Fun Paths for Kids

The Cartier Park Pathway on Lincoln Lake in Ludington is an easily accessible, paved one-mile loop with minimal elevation. It is a great cycling destination for families with young children. Here, kids can also explore fun mountain bike trails built recently.

Families love to discover the many treasures of the Ludington State Park by bike. There are paved paths and roads running throughout the park and along the Sable River between the Lake Michigan Beach area and the Hamlin Dam and beach area. There is also a 1.5-mile gravel road for the adventurous that will lead you to the Big Sable Lighthouse.

Be sure not to miss a casual cruise through Stearns Park Beach and the Ludington harbor during the arrival or departure of the S.S. Badger Carferry in the morning or evening.

Scenic Road Route

A visit to Ludington is not complete without a cruise along M-116 to the Ludington State Park. It is one of the most scenic roads in the entire Midwest. On one side of the road are continuous sand dunes, and on the other side, Lake Michigan spans the horizon. Another shoreline route runs along South Lakeshore Drive to Bass Lake and Pentwater. A highlight of this route is crossing the bridge that spans the Ludington Pumped Storage Power Plant, a hydroelectric plant and reservoir built on Lake Michigan. For a more ambitious tour, chart a course on the way back through the orchards and rolling hills south of Ludington. Riders will be awestruck by the scale of the 56 wind turbines comprising Lakewinds Energy Park.

Four Season Mountain Biking

A recent addition to Ludington’s cycling scene is the development of an Urban Single Track trail system encompassing Cartier Park and the Ludington School Forest. Both trail systems are located within the city limits less than two miles apart, and include a total of 10 miles of dedicated single-track for biking, with potential for additional trails linking the systems in the future. These trails were built as “Gateway Trails,” which are designed to create a fun, widely accessible introduction to mountain biking. The trails are intentionally not intimidating for new and novice riders, yet they are designed in a way that even the most experienced mountain biker will find them fun and enjoyable.

Fat-tire mountain bikes allow riders to float through conditions that would be impossible with a conventional tire. The trend toward wider tires creates a new and exhilarating way to take in Michigan’s winter wonderland. Several trail systems in the area are starting to groom trails for winter riding. Winter beach riding can also be a thrill. When the snow melts, fat bikes are just as fun on traditional trails.
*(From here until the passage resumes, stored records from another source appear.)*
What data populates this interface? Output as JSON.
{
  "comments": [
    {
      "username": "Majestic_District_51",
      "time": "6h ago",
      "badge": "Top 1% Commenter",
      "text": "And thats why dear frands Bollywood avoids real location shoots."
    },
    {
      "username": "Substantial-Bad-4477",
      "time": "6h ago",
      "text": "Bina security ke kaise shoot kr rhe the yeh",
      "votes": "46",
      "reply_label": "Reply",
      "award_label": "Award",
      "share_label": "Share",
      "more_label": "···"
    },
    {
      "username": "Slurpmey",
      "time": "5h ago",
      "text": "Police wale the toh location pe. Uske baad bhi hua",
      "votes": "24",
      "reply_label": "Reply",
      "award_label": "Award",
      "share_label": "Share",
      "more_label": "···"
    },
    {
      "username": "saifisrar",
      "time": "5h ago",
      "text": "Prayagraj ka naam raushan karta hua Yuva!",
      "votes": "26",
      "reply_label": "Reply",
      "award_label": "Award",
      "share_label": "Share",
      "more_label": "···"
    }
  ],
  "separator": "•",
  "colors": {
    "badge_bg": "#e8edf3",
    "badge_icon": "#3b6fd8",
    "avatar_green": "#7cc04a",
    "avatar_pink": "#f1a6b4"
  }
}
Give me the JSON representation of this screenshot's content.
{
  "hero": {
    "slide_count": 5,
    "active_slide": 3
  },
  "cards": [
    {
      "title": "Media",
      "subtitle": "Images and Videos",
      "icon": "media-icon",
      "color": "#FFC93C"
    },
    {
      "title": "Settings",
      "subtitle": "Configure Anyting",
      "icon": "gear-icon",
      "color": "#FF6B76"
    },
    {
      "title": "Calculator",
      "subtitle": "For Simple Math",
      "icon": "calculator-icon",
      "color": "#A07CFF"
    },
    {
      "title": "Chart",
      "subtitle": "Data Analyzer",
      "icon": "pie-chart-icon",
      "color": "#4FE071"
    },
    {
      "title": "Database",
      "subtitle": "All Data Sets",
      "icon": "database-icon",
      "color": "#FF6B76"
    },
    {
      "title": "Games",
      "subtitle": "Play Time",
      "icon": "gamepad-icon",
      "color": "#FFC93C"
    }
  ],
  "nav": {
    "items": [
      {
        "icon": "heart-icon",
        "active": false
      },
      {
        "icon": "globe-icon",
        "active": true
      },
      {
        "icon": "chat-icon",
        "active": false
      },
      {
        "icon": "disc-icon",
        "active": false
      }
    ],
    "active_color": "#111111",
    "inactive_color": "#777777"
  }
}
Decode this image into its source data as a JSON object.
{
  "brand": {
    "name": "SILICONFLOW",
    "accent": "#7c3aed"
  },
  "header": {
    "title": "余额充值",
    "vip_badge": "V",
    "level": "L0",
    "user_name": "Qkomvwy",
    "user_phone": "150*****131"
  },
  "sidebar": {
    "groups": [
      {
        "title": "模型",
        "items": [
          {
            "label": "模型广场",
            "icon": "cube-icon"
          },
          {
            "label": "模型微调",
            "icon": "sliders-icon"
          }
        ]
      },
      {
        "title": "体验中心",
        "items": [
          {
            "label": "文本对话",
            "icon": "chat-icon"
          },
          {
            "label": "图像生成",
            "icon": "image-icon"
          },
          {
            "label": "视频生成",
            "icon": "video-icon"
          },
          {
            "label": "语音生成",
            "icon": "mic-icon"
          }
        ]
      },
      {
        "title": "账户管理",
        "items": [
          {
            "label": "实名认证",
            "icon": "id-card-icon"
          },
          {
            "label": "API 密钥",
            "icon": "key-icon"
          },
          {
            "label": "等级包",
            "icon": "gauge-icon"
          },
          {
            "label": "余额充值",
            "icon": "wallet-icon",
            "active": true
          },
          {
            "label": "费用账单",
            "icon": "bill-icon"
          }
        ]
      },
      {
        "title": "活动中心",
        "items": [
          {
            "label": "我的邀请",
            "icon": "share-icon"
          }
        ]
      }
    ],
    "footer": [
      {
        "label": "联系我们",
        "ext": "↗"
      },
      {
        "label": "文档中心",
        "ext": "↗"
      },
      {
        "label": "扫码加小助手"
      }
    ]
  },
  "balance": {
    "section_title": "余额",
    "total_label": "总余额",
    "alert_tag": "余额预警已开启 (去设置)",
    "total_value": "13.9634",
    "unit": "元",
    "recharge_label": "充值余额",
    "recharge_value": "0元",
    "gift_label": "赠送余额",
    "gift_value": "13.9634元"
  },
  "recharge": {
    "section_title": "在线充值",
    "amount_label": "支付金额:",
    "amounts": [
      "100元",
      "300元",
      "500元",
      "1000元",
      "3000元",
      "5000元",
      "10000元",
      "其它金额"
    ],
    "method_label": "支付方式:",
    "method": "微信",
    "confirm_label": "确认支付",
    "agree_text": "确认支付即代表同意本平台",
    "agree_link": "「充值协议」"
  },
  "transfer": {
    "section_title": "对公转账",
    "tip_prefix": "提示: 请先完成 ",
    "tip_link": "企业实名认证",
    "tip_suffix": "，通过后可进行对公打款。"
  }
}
North of Ludington, cyclists can enjoy one of the longest fat bike trails in the Lower Peninsula, also known as the Big M. This well-marked, loop trail system sweeps through canopied hardwoods of the Manistee National Forest, which connects with the North Country Trail system. The 38-mile loop trail system offers a variety of terrain for every cycling level, including 25 miles of singletrack mountain-biking open April to September, and an 18-mile track groomed for fat biking in winter.

For current information on local bicycling routes, maps, group rides and cycling related events, visit or stop in to Spindrift Cyclesports or Trailhead Bike Shop. Both are located on Ludington Avenue in downtown Ludington for all of your biking needs and rentals.

Ludington is located at the crossroads of two popular bike routes—U.S. Bicycle Route 20, an east-west route of just over 300 miles spanning across Michigan, and U.S. Bicycle Route 35, a 500-mile route running north-south generally following the Lake Michigan shoreline.